Problem description: Please copy out the lines in the entries that contain "JSON".

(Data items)
※
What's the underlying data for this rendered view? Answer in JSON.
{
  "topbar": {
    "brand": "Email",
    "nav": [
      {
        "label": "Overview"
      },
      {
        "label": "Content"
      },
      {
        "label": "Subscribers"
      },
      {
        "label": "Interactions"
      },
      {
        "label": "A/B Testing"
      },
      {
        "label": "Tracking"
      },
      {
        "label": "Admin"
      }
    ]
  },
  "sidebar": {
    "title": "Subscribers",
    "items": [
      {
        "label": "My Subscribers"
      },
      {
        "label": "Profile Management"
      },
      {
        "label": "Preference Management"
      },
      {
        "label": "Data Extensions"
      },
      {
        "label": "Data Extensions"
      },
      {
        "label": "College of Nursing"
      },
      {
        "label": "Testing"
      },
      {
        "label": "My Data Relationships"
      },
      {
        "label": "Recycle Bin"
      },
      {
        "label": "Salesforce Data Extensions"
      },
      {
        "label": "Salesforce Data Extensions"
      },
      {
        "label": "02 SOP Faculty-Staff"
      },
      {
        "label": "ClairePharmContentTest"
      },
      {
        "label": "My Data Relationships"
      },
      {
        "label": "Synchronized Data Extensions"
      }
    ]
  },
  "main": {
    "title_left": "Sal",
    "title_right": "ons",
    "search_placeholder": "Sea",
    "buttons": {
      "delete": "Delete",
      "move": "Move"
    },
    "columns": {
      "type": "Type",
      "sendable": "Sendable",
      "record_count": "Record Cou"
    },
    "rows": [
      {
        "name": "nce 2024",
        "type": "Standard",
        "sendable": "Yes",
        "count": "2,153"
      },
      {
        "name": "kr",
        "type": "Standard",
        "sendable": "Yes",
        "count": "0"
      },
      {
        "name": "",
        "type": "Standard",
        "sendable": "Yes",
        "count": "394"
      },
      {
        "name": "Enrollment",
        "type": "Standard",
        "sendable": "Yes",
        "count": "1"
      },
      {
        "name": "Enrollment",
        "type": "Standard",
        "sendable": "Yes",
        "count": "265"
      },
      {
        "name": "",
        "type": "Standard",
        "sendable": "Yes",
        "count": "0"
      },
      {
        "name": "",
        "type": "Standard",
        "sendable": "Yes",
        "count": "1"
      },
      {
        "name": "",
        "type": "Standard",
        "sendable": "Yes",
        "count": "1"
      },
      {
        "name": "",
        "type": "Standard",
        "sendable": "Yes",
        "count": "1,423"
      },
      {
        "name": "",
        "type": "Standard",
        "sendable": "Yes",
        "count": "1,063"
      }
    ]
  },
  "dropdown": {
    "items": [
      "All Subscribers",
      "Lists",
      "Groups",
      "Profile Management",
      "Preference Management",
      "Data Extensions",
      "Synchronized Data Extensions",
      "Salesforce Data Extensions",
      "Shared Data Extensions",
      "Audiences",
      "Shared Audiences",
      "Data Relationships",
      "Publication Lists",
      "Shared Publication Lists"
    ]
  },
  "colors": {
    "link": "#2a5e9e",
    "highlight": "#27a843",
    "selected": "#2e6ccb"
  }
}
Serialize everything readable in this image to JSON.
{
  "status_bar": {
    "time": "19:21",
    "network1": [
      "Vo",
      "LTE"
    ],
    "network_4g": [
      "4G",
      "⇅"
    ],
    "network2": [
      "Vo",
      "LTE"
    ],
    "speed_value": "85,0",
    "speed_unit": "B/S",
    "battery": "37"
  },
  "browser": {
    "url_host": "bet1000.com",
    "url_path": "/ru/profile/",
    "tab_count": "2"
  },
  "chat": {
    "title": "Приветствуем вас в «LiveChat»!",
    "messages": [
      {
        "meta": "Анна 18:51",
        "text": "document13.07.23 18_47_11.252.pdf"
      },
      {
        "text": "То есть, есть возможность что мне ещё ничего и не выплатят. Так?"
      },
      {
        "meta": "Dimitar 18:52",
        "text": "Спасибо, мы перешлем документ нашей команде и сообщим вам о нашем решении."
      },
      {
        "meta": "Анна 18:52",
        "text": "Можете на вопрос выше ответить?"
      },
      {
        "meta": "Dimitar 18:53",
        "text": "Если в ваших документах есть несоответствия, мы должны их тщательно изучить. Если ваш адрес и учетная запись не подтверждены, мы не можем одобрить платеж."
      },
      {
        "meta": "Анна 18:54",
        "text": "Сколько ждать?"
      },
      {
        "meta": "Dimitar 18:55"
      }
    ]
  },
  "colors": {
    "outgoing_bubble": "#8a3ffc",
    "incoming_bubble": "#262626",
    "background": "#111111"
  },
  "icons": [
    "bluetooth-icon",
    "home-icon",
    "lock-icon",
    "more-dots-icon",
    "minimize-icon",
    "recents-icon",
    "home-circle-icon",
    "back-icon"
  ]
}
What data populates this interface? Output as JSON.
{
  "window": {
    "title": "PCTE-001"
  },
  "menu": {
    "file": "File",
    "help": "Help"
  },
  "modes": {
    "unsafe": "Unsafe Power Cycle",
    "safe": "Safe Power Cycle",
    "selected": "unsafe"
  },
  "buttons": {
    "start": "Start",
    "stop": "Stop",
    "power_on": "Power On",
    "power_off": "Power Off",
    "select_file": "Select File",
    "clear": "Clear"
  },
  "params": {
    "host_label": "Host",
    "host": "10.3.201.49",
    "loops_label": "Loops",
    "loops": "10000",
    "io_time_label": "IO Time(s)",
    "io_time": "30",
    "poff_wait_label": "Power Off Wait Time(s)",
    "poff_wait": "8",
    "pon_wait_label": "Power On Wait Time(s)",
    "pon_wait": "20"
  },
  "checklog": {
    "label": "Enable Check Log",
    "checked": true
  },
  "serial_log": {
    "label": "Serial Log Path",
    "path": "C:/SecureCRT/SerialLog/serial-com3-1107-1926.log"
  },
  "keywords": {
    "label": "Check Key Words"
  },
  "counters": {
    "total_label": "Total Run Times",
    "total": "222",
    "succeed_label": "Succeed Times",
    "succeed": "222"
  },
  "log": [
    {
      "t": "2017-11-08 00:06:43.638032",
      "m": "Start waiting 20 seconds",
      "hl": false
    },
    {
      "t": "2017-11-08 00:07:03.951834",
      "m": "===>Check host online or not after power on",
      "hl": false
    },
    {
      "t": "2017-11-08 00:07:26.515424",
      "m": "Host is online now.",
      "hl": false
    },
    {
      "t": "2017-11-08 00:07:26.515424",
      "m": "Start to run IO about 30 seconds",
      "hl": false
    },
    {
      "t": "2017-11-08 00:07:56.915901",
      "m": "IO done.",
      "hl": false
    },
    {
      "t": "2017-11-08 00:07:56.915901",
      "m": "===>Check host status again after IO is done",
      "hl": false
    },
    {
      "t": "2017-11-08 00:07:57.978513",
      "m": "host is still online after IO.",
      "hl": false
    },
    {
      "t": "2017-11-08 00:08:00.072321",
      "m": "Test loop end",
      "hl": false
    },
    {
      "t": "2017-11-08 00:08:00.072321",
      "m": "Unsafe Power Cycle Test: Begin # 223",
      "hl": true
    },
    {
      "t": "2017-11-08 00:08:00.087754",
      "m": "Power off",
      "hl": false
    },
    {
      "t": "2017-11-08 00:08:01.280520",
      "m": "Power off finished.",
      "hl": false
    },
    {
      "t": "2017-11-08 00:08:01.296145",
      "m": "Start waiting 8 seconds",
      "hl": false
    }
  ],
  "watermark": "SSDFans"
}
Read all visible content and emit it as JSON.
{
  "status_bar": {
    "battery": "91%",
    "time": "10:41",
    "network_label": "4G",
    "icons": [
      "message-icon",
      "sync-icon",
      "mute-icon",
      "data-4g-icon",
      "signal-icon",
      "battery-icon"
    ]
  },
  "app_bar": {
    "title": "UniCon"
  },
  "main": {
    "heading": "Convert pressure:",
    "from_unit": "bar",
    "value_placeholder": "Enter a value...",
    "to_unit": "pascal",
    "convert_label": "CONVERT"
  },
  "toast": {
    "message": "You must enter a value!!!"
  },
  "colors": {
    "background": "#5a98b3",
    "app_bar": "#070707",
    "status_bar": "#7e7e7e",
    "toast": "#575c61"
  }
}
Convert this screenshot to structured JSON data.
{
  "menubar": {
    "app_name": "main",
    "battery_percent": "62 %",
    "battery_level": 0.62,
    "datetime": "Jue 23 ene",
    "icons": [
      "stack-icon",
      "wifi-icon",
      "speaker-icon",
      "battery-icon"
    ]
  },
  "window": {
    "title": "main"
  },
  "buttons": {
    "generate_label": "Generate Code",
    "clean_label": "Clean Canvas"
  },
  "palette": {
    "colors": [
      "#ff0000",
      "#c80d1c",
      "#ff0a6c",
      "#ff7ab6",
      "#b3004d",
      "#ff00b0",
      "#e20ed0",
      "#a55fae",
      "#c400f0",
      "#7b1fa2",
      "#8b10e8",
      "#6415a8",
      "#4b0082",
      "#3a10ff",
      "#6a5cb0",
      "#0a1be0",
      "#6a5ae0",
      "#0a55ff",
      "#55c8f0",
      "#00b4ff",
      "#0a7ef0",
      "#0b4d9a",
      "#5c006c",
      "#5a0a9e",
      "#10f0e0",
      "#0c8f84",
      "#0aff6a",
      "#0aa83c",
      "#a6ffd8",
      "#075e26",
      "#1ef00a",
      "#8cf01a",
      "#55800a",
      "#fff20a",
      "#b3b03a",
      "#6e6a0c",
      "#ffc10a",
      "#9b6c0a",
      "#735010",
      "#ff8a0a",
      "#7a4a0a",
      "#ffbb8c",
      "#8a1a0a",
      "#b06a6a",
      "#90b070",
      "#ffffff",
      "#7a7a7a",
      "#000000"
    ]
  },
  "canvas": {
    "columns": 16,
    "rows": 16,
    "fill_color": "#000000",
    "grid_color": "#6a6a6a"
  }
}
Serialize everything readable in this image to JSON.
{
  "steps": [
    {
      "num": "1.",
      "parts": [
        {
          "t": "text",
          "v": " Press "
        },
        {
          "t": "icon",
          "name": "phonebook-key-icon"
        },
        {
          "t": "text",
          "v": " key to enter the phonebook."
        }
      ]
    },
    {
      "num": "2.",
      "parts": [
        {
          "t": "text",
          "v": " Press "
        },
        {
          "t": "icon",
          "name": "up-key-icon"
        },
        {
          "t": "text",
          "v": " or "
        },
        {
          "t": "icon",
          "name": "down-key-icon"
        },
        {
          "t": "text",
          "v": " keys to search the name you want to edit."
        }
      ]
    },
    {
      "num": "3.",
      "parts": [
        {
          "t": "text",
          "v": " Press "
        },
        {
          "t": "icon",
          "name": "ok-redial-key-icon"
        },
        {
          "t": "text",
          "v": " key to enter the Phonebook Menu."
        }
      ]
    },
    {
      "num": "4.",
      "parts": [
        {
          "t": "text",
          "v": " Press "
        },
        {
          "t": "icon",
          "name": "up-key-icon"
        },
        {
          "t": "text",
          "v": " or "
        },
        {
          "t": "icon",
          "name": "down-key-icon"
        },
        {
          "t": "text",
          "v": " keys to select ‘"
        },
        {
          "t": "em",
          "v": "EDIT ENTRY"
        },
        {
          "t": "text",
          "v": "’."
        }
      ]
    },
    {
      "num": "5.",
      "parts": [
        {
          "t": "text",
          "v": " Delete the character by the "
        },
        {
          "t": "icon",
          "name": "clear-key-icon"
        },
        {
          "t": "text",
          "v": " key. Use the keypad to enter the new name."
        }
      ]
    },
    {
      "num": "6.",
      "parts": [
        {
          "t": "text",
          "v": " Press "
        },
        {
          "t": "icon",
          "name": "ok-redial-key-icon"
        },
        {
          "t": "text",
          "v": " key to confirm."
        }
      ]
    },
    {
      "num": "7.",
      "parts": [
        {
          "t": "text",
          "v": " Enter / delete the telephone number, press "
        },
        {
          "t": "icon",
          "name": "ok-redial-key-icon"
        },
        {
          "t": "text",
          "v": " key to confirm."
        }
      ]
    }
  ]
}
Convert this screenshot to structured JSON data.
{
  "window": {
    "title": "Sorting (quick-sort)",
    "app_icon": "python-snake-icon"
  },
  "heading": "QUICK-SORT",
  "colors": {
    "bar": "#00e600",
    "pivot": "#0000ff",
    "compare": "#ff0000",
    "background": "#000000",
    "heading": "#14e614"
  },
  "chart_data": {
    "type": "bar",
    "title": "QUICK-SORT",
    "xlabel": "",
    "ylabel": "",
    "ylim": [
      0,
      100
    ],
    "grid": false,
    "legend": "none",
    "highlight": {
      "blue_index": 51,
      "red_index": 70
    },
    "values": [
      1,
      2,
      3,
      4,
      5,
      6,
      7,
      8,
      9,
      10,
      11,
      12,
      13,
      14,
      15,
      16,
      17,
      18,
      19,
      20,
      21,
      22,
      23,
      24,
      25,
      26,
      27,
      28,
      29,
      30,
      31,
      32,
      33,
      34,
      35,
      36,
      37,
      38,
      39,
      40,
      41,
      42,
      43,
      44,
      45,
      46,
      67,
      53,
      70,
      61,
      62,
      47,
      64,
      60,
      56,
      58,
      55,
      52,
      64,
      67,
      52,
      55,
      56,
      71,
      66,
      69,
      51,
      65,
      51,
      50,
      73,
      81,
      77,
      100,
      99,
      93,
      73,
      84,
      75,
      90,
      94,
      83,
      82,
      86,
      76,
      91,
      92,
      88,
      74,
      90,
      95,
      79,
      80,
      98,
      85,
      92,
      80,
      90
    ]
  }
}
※
Response to the task:
What's the underlying data for this rendered view? Answer in JSON.
Serialize everything readable in this image to JSON.
What data populates this interface? Output as JSON.
Read all visible content and emit it as JSON.
Convert this screenshot to structured JSON data.
Serialize everything readable in this image to JSON.
Convert this screenshot to structured JSON data.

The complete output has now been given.